_Problem_:
Write the records out again, unchanged.

_Data shown_:
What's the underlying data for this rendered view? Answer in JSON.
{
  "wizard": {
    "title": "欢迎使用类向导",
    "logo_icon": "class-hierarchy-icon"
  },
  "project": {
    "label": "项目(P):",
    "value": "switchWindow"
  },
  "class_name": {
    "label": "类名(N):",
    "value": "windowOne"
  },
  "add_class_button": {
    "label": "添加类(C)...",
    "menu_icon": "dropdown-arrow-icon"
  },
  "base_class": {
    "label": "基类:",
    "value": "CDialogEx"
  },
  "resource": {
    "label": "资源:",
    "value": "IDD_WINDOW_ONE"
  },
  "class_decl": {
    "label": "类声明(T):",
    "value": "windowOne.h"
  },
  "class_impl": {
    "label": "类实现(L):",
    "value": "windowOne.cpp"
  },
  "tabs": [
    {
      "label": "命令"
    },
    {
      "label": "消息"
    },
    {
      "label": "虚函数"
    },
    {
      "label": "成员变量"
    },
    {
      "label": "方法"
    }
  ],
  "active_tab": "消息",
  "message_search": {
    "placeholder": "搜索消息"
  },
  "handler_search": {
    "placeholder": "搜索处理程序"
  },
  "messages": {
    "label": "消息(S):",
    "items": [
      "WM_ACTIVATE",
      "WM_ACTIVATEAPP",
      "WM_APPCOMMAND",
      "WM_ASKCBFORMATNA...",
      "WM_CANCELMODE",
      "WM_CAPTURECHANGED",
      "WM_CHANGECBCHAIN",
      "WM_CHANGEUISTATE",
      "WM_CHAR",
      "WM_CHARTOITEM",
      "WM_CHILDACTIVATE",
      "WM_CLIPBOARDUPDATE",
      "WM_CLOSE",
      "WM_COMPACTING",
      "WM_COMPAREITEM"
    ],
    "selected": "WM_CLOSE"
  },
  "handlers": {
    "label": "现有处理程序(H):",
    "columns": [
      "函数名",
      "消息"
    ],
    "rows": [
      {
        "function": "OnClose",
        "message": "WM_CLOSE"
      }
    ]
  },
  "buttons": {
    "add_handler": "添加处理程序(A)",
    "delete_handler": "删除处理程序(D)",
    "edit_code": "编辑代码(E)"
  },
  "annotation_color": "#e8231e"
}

_Response_:
What's the underlying data for this rendered view? Answer in JSON.
{
  "wizard": {
    "title": "欢迎使用类向导",
    "logo_icon": "class-hierarchy-icon"
  },
  "project": {
    "label": "项目(P):",
    "value": "switchWindow"
  },
  "class_name": {
    "label": "类名(N):",
    "value": "windowOne"
  },
  "add_class_button": {
    "label": "添加类(C)...",
    "menu_icon": "dropdown-arrow-icon"
  },
  "base_class": {
    "label": "基类:",
    "value": "CDialogEx"
  },
  "resource": {
    "label": "资源:",
    "value": "IDD_WINDOW_ONE"
  },
  "class_decl": {
    "label": "类声明(T):",
    "value": "windowOne.h"
  },
  "class_impl": {
    "label": "类实现(L):",
    "value": "windowOne.cpp"
  },
  "tabs": [
    {
      "label": "命令"
    },
    {
      "label": "消息"
    },
    {
      "label": "虚函数"
    },
    {
      "label": "成员变量"
    },
    {
      "label": "方法"
    }
  ],
  "active_tab": "消息",
  "message_search": {
    "placeholder": "搜索消息"
  },
  "handler_search": {
    "placeholder": "搜索处理程序"
  },
  "messages": {
    "label": "消息(S):",
    "items": [
      "WM_ACTIVATE",
      "WM_ACTIVATEAPP",
      "WM_APPCOMMAND",
      "WM_ASKCBFORMATNA...",
      "WM_CANCELMODE",
      "WM_CAPTURECHANGED",
      "WM_CHANGECBCHAIN",
      "WM_CHANGEUISTATE",
      "WM_CHAR",
      "WM_CHARTOITEM",
      "WM_CHILDACTIVATE",
      "WM_CLIPBOARDUPDATE",
      "WM_CLOSE",
      "WM_COMPACTING",
      "WM_COMPAREITEM"
    ],
    "selected": "WM_CLOSE"
  },
  "handlers": {
    "label": "现有处理程序(H):",
    "columns": [
      "函数名",
      "消息"
    ],
    "rows": [
      {
        "function": "OnClose",
        "message": "WM_CLOSE"
      }
    ]
  },
  "buttons": {
    "add_handler": "添加处理程序(A)",
    "delete_handler": "删除处理程序(D)",
    "edit_code": "编辑代码(E)"
  },
  "annotation_color": "#e8231e"
}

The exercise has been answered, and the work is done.